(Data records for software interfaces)

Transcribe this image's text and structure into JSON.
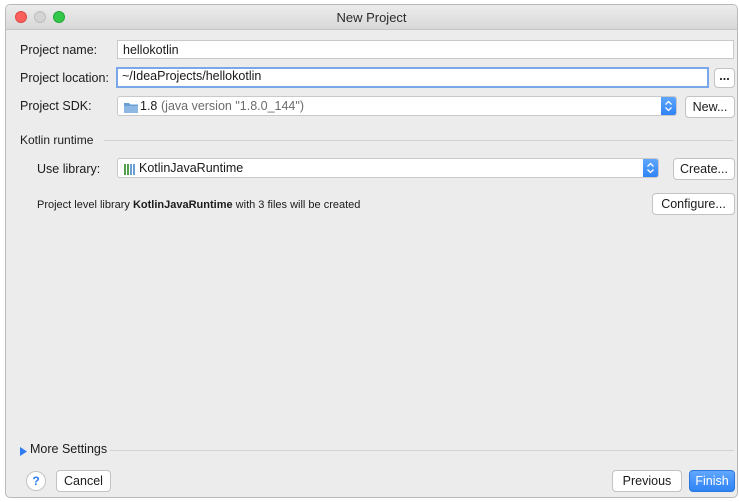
{
  "window": {
    "title": "New Project"
  },
  "project_name": {
    "label": "Project name:",
    "value": "hellokotlin"
  },
  "project_location": {
    "label": "Project location:",
    "value": "~/IdeaProjects/hellokotlin",
    "browse_label": "..."
  },
  "project_sdk": {
    "label": "Project SDK:",
    "version": "1.8",
    "detail": "(java version \"1.8.0_144\")",
    "new_label": "New..."
  },
  "kotlin_runtime": {
    "section_title": "Kotlin runtime",
    "use_library_label": "Use library:",
    "library_value": "KotlinJavaRuntime",
    "create_label": "Create...",
    "info_prefix": "Project level library ",
    "info_library": "KotlinJavaRuntime",
    "info_suffix": " with 3 files will be created",
    "configure_label": "Configure..."
  },
  "more_settings": {
    "label": "More Settings"
  },
  "footer": {
    "help_label": "?",
    "cancel_label": "Cancel",
    "previous_label": "Previous",
    "finish_label": "Finish"
  },
  "colors": {
    "accent": "#2f83f5",
    "focus_ring": "#7aa7ea",
    "folder_icon": "#6b9fd3",
    "library_icon": "#52a04a"
  },
  "icons": {
    "sdk": "folder-icon",
    "library": "library-icon",
    "combo_arrow": "up-down-arrow-icon",
    "disclosure": "triangle-right-icon"
  }
}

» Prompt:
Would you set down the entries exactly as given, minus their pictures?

» Exercise result:
Transcribe this image's text and structure into JSON.
{
  "window": {
    "title": "New Project"
  },
  "project_name": {
    "label": "Project name:",
    "value": "hellokotlin"
  },
  "project_location": {
    "label": "Project location:",
    "value": "~/IdeaProjects/hellokotlin",
    "browse_label": "..."
  },
  "project_sdk": {
    "label": "Project SDK:",
    "version": "1.8",
    "detail": "(java version \"1.8.0_144\")",
    "new_label": "New..."
  },
  "kotlin_runtime": {
    "section_title": "Kotlin runtime",
    "use_library_label": "Use library:",
    "library_value": "KotlinJavaRuntime",
    "create_label": "Create...",
    "info_prefix": "Project level library ",
    "info_library": "KotlinJavaRuntime",
    "info_suffix": " with 3 files will be created",
    "configure_label": "Configure..."
  },
  "more_settings": {
    "label": "More Settings"
  },
  "footer": {
    "help_label": "?",
    "cancel_label": "Cancel",
    "previous_label": "Previous",
    "finish_label": "Finish"
  },
  "colors": {
    "accent": "#2f83f5",
    "focus_ring": "#7aa7ea",
    "folder_icon": "#6b9fd3",
    "library_icon": "#52a04a"
  },
  "icons": {
    "sdk": "folder-icon",
    "library": "library-icon",
    "combo_arrow": "up-down-arrow-icon",
    "disclosure": "triangle-right-icon"
  }
}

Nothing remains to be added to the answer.